This post is the fifth and final post on the series A trick you don’t know about Python: MATLAB.

In the world of Data Science and Software Development, it’s fair to say that teams are constantly getting inspiration from each other, in the form of StackOverflow responses, Reddit threads, open-source code in GitHub, research articles published on arXiv, etc. When such work reaches a certain magnitude, it is typically shared as a package, library, or toolbox (for Python, R, or MATLAB) to be used by a broad community of data scientists, developers, and engineers. However, it might be challenging to reuse it if it hasn’t been designed in your language of choice.

A friend who works in Deep Learning research using Python recently asked me how to implement High Dynamic Range Imaging, aka HDR. Though OpenCV might be the no 1. choice among Python users, this user was facing some compatibility issues with specific libraries and was looking for workarounds.

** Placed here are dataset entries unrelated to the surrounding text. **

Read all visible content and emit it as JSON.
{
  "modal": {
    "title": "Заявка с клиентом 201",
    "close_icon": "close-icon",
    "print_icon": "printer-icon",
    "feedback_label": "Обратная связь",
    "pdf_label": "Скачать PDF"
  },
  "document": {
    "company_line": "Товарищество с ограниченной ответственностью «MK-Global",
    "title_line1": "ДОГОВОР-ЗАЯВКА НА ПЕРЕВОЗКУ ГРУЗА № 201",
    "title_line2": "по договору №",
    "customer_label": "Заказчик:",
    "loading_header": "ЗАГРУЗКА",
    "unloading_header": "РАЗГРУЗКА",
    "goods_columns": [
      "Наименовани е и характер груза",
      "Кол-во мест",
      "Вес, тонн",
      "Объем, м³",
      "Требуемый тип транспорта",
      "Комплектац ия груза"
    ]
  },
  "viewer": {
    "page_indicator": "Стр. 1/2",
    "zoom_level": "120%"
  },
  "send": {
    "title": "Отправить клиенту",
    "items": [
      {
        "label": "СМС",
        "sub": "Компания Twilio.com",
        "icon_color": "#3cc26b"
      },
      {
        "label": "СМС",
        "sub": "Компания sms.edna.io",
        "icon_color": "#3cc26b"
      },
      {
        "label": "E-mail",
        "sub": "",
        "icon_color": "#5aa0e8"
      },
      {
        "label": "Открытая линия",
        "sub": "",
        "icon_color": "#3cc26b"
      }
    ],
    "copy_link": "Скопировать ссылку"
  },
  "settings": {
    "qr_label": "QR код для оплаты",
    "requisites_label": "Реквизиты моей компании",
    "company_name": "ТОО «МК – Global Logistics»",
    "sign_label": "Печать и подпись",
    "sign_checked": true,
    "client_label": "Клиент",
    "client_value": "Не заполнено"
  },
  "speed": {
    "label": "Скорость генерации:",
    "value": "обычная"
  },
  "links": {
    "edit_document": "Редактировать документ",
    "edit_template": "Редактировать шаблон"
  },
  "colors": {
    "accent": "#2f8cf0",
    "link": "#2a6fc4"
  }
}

Although everyone using a smartphone might already be familiar with HDR, here is a simplified overview: it is a set of techniques that combine multiple pictures of the same scene (usually taken with different exposure times) to reproduce a greater range of luminosity than what is possible with traditional photographic techniques.

When thinking about the problem, I remembered that HDR Toolbox for MATLAB had been featured in MATLAB Central’s blog, File Exchange Pick of the Week, a few years back.

Launched in 2001, MATLAB Central is an open exchange for the MATLAB and Simulink user community. With more than 2 million visits per month, MATLAB Central hosts tens of thousands of open-source community files, answers to your programming questions, blogs offering inside views from the engineers and scientists who build and support MATLAB and Simulink, and more.

So, why not leverage the work done by the MATLAB Community and call it from Python?

The following example showcases how to do just that, for this specific example:

Credit: Francesco Banterle (2021). The HDR Toolbox. GitLab

Download the toolbox

Surely this work can be done manually. But it’s way more fun to automate it.

from urllib.request import urlretrieve
mltbxURL = ""
mltbxFilename = os.path.join(os.getcwd(),"")

if not os.path.exists(mltbxFilename):

Install HDR Toolbox using MATLAB Engine

# Start MATLAB Engine
import matlab.engine 
eng = matlab.engine.start_matlab("-desktop")

# Install HDR Toolbox
if not os.path.exists("HDRToolbox"):
    eng.unzip(mltbxFilename, "HDRToolbox")"HDRToolbox",nargout=0)

Visualize images

from IPython.display import Image
import os 
stackFolder = os.path.join(os.getcwd(), "HDRToolbox", "demos", "stack")
stackFolderFiles = os.listdir(stackFolder)

x = []
for i in range(0, len(stackFolderFiles)):
    imgFilename = os.path.join(stackFolder, stackFolderFiles[i])

Leverage a MATLAB-developed Community Toolbox from Python

You can easily call the MATLAB functions created by Francesco Banterle in HDR Toolbox from Python:

# Read a stack of LDR images
format = "jpg"
readStack = eng.ReadLDRStack(stackFolder, format, 1, nargout=2)
stack = readStack[0]

# Read exposure values from the exif
stackExposure = eng.ReadLDRStackInfo(stackFolder, format)

# Estimate the Camera Response Function (CRF)
linFun = eng.DebevecCRF(stack, stackExposure, 256)

# Build the radiance map using the stack and stack_exposure
imgHDR = eng.BuildHDR(stack, stackExposure, "LUT", linFun, "Deb97", "log")

# Save the radiance map in the .hdr format
outputHDR = os.path.join(stackFolder, "..", "output", "stack_hdr_image.exr")
eng.hdrimwrite(imgHDR, outputHDR, nargout=0)

# Show the tone mapped version of the radiance map with gamma encoding
fig = eng.figure("Visible", "off")
imgTMO = eng.GammaTMO(eng.ReinhardTMO(imgHDR, 0.18), 2.2, 0.0, 1.0)
outputTMO = os.path.join(stackFolder, "..", "output", "stack_hdr_image_tmo.png")
eng.imwrite(imgTMO, outputTMO, nargout=0)


# Exit MATLAB Engine

Output using HDR Toolbox

Using MATLAB and Python together (in either direction, MATLAB from Python or Python from MATLAB) facilitates collaboration and builds a more complete ecosystem for engineering and science.